Funeral services have been announced for Brooklyn District Attorney Ken Thompson, who died on Sunday at age 50 after battling cancer. This comes as Governor Andrew Cuomo is weighing "options" about who may succeed him in a special appointment.
The wake will be on Friday, October 14th, between 3 p.m. and 8 p.m. at the Christian Cultural Center, 12020 Flatlands Avenue in Brooklyn. The "homegoing service," which will also be at the Christian Cultural Center, is on Saturday, October 15th, from 10 a.m. to 12 p.m.
According to the NY Post, "An influential group of Brooklyn politicians want Gov. Cuomo to name Public Advocate Letitia James to replace" Thompson. Kings County Politics, which broke the news about James being a frontrunner, reports, "If James was named as the Brooklyn DA, it would likely take her out of the running for mayor possibly next year or in 2021."
However, political pundits often think that being New York City Mayor is something of a dead-end to holding higher political office, whereas being district attorney for the state’s largest county could put James on a different political trajectory and position to possibly run for statewide office.
But the lobbying on James’ behalf is already getting some pushback in state political circles.
“While we mourn the sudden passing of a thoughtful prosecutor, politics takes no days off,” said one Brooklyn political consultant active in both New York City and Albany. “Tish has long been positioned to run for NYS Attorney General in the event the opportunity arises for Eric Schneiderman to run for Governor. Her office has strategically been active in legal matters to burnish her lawyering credentials. The Governor should think very carefully about who he is empowering here, as her supporters are certainly not his friends.”
Currently, Eric Gonzalez, the Chief Assistant District Attorney, has been handling the cases. He said on Sunday, "The executive team and I are committed to leading the Office and carrying out DA Thompson's vision and initiatives." Gonzalez is reportedly up for the job as well.
If James were appointed to the position, it would reset the field for city wide office, with the 2017 election year up ahead; the Post adds, "Borough President Eric Adams and state Sen. Daniel Squadron have been mentioned as potential candidates for a special election for public advocate, should James become DA." Mayor Bill de Blasio used the Public Advocate office to springboard himself into the mayorship.
Politics aside, Thompson will be sorely missed. The NY Times published an editorial praising his legacy, calling Thompson a "visionary prosecutor," noting how "his commitment to a boldly progressive agenda that has become a national model":
Mr. Thompson vowed to clean up the office — a promise he was making good on until his unexpected death on Sunday, at 50, from cancer.
The tragedy is, of course, greatest for his family. But Mr. Thompson’s death is also a big blow to the broader cause of progressive prosecutorial reform nationwide, and to the recognition by law enforcement leaders of pervasive racial disparities across the criminal justice system.
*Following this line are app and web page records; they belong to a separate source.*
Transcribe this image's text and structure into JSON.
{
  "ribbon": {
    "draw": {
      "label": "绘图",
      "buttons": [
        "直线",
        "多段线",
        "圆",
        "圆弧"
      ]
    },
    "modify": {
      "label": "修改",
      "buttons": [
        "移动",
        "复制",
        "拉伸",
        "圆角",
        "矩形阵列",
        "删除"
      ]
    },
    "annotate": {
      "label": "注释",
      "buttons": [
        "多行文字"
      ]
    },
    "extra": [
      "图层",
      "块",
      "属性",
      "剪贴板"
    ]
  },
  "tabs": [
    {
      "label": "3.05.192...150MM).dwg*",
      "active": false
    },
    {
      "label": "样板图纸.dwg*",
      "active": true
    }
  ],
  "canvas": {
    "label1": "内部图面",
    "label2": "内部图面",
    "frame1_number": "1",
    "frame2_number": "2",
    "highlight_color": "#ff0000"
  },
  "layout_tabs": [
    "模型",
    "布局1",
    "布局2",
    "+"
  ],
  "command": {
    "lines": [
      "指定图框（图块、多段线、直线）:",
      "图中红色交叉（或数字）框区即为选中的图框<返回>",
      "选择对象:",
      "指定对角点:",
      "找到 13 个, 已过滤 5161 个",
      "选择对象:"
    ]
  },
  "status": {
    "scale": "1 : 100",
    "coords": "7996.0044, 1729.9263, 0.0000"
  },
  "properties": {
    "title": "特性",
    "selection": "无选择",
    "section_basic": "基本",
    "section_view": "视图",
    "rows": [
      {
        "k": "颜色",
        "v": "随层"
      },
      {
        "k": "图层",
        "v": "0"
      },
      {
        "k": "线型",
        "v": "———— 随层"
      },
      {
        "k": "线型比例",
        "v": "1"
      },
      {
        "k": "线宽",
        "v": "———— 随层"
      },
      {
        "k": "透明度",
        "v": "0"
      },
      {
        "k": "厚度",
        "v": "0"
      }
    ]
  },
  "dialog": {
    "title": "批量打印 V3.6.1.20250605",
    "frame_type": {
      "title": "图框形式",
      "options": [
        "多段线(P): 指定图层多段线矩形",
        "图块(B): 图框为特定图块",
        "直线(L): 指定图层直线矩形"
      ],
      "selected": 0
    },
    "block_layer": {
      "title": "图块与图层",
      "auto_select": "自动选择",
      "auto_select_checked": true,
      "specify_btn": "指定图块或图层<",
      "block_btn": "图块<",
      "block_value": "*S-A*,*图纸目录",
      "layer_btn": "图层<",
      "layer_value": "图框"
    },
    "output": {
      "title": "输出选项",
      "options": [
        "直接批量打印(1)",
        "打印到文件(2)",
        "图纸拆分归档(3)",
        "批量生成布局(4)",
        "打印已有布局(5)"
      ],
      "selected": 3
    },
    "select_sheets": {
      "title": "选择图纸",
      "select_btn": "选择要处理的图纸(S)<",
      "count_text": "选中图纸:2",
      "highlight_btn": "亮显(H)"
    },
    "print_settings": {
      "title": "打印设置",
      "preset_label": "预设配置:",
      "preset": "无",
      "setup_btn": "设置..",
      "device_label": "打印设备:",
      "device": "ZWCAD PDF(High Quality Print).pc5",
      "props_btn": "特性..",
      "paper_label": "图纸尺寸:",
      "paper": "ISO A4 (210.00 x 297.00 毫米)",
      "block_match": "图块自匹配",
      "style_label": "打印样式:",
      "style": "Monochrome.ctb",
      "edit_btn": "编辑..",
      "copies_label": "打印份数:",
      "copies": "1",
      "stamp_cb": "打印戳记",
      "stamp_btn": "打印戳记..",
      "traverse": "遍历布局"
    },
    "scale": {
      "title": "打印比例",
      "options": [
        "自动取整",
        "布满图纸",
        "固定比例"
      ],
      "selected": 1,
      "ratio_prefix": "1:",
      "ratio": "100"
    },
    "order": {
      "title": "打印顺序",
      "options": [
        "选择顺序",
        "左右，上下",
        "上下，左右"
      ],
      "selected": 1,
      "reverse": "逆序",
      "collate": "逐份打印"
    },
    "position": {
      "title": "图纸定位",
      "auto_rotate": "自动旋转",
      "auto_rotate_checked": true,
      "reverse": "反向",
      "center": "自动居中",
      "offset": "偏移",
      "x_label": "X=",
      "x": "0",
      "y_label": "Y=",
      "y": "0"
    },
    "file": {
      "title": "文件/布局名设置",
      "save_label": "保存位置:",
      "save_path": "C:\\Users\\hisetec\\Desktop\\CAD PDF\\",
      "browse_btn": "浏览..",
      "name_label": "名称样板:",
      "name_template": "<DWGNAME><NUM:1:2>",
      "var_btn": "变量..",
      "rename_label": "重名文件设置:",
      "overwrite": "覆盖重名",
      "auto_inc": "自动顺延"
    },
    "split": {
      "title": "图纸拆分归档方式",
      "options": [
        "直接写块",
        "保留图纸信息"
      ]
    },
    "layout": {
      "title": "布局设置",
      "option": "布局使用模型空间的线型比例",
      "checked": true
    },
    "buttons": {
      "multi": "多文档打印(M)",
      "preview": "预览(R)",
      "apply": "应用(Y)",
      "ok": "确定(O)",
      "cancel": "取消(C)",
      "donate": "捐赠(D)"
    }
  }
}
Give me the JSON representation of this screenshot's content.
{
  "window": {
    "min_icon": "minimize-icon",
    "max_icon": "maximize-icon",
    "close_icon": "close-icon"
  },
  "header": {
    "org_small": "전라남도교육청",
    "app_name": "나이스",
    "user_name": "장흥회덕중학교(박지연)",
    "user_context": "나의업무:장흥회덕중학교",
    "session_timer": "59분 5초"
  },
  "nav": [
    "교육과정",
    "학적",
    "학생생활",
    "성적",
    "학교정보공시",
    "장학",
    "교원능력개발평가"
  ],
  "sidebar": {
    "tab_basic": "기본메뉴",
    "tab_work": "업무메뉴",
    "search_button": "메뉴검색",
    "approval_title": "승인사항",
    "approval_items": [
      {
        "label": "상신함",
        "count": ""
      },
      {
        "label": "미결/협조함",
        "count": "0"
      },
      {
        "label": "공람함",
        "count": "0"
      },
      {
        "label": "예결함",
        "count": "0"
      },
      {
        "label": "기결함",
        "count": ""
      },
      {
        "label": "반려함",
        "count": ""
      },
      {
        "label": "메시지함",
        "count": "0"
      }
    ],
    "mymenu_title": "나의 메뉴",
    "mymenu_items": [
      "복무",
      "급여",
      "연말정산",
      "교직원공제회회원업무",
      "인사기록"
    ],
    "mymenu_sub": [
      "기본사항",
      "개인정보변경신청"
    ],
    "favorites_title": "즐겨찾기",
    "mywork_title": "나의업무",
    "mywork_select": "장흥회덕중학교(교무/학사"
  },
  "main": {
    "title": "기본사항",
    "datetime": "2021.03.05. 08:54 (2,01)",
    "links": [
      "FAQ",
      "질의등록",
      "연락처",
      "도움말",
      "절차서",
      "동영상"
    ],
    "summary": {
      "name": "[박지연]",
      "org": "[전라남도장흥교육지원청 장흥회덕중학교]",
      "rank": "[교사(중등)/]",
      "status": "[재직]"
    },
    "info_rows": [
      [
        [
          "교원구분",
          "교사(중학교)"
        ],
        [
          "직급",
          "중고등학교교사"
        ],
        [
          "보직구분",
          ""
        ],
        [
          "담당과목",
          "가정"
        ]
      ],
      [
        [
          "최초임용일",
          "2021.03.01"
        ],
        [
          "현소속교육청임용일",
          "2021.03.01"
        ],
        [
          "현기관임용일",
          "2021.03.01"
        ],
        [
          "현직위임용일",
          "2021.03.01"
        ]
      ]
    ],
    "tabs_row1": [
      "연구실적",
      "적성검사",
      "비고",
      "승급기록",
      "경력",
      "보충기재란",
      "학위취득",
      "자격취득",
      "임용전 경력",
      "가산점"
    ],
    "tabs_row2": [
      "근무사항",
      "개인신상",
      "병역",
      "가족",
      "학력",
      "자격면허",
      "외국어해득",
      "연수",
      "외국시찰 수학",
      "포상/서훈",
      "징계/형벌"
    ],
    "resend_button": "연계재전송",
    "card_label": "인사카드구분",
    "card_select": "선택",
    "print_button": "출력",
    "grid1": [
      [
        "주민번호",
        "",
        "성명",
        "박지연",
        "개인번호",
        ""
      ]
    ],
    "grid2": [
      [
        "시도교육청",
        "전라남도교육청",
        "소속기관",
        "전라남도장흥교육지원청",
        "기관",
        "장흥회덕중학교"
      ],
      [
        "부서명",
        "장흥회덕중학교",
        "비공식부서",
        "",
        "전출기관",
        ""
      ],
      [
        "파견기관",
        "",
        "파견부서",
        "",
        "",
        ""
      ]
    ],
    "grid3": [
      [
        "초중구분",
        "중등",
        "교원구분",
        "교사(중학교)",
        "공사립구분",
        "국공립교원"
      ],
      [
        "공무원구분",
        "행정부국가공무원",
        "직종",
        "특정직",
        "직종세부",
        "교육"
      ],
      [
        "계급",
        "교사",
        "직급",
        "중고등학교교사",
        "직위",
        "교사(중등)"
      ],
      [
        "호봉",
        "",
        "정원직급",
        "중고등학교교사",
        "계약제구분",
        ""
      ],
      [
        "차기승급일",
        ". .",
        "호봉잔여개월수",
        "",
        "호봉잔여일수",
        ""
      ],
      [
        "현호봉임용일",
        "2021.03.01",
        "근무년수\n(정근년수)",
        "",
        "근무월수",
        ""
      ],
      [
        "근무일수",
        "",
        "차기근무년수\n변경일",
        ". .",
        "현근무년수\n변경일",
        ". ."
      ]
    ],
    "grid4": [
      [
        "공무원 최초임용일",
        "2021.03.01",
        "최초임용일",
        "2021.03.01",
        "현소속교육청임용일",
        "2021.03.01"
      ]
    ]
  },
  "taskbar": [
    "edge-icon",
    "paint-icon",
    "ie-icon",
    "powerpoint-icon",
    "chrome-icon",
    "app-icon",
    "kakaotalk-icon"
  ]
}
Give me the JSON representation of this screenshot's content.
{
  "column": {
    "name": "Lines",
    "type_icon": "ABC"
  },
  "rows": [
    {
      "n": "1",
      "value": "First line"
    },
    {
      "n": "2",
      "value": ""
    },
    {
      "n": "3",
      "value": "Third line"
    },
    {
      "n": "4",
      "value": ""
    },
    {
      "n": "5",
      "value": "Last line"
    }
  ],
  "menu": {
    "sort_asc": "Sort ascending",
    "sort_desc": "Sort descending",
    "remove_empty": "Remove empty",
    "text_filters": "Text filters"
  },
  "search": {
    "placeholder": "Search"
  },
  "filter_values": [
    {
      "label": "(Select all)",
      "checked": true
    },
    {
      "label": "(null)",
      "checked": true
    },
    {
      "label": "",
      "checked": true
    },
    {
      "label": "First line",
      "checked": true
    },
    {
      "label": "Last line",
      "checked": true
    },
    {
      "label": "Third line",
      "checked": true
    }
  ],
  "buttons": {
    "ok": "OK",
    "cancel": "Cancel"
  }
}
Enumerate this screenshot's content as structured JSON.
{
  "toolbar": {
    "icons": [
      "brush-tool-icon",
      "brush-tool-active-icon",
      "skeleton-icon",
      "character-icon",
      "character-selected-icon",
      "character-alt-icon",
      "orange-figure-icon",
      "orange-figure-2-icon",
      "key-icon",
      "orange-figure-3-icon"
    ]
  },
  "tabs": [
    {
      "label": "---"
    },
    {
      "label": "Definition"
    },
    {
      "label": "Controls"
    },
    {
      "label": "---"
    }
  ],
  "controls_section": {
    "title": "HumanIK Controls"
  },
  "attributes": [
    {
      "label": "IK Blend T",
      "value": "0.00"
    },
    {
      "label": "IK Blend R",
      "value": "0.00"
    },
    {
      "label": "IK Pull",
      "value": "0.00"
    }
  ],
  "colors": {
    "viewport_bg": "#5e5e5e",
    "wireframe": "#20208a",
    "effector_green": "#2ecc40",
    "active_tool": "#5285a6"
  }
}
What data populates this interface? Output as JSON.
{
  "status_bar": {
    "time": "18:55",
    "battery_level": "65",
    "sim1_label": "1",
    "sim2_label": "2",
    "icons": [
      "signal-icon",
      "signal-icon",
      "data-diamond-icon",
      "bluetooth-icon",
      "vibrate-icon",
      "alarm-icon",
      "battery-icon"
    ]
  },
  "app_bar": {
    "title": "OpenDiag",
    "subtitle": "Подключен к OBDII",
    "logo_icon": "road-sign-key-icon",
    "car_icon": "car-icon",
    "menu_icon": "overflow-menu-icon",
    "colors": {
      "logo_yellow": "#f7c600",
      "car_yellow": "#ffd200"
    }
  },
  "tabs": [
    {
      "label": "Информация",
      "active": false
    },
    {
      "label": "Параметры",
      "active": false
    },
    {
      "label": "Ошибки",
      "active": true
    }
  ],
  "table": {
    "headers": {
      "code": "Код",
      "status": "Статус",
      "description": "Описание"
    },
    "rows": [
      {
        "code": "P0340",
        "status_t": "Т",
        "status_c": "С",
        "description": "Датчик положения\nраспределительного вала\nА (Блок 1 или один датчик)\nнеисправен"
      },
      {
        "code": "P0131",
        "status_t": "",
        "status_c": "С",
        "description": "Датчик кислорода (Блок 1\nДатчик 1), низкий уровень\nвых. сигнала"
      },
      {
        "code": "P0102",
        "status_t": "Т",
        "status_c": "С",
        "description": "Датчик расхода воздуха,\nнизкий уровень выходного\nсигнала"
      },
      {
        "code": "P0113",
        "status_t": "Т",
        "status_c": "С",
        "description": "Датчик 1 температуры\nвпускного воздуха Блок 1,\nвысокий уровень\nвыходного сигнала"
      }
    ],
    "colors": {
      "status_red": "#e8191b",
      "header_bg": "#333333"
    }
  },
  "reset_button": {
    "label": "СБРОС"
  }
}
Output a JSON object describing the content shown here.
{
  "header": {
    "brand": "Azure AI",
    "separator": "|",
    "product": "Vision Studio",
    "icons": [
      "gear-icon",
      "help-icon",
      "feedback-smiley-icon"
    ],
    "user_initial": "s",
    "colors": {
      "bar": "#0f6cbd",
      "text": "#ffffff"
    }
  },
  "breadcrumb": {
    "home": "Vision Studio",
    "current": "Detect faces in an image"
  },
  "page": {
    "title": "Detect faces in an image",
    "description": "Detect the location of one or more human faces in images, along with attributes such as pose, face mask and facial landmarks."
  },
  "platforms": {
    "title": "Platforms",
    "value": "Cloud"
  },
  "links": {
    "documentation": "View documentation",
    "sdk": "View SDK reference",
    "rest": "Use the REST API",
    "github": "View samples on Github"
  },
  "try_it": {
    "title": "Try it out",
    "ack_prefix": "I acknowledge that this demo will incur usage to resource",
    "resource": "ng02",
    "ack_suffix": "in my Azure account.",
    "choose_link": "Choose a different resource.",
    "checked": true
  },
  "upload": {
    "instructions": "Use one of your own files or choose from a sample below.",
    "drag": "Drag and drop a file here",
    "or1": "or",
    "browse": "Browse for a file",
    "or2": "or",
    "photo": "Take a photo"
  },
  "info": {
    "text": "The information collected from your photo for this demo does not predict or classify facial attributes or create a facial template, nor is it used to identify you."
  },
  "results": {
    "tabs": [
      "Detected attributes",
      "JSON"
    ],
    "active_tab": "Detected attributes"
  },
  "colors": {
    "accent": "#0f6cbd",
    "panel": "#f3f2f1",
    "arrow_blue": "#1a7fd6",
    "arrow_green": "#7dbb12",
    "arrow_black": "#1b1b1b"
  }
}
His earliest and perhaps bravest move was to call into question his predecessor’s long record of winning convictions based on dubious evidence or prosecutorial wrongdoing. To date, Mr. Thompson’s conviction-review unit has identified and reversed the convictions of 21 people, all black or Latino, who collectively spent hundreds of years in prison. He also stopped prosecuting people for low-level marijuana offenses and spearheaded a program aimed at helping more than a quarter-million Brooklyn residents erase outstanding warrants for minor offenses. Versions of both programs have now been adopted citywide.